[Task details]:
Which lines in the data below contain the word "slim"? Pull each of them out.

[Task material]:

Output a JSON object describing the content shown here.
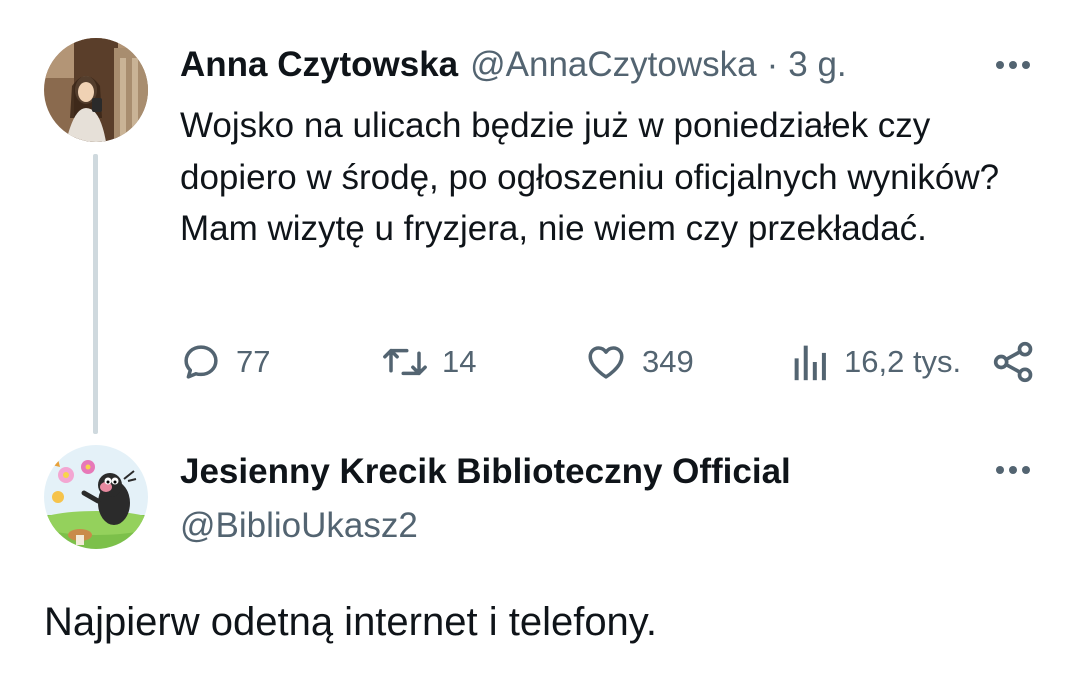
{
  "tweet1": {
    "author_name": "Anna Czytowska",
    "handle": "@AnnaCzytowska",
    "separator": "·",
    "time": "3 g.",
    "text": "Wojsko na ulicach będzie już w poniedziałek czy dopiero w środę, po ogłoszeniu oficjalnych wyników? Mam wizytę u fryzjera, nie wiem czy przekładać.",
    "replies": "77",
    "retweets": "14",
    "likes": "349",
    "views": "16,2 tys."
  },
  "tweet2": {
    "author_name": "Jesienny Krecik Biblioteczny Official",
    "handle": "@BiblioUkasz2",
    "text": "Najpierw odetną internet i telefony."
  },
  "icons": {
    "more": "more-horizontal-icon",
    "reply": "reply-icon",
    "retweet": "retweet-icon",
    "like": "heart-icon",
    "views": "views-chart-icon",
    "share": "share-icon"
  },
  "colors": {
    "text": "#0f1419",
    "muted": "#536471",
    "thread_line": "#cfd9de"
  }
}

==

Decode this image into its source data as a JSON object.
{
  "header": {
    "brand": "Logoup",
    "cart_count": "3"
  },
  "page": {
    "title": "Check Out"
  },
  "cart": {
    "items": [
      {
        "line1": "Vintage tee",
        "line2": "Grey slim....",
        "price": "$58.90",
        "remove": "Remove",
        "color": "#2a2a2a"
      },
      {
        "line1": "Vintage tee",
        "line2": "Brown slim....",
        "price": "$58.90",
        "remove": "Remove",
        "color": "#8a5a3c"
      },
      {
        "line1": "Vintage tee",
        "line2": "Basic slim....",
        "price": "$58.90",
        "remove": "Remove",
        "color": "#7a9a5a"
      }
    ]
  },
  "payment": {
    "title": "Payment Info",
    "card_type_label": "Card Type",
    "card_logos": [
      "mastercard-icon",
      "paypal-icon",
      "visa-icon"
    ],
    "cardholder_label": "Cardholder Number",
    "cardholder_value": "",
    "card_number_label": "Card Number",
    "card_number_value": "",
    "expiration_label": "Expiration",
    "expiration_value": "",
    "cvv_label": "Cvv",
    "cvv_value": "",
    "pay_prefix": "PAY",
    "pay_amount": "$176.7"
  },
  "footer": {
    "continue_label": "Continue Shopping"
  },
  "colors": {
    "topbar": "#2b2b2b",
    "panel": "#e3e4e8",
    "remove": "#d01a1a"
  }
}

[Solution to this problem]:
        "line2": "Grey slim....",
        "line2": "Brown slim....",
        "line2": "Basic slim....",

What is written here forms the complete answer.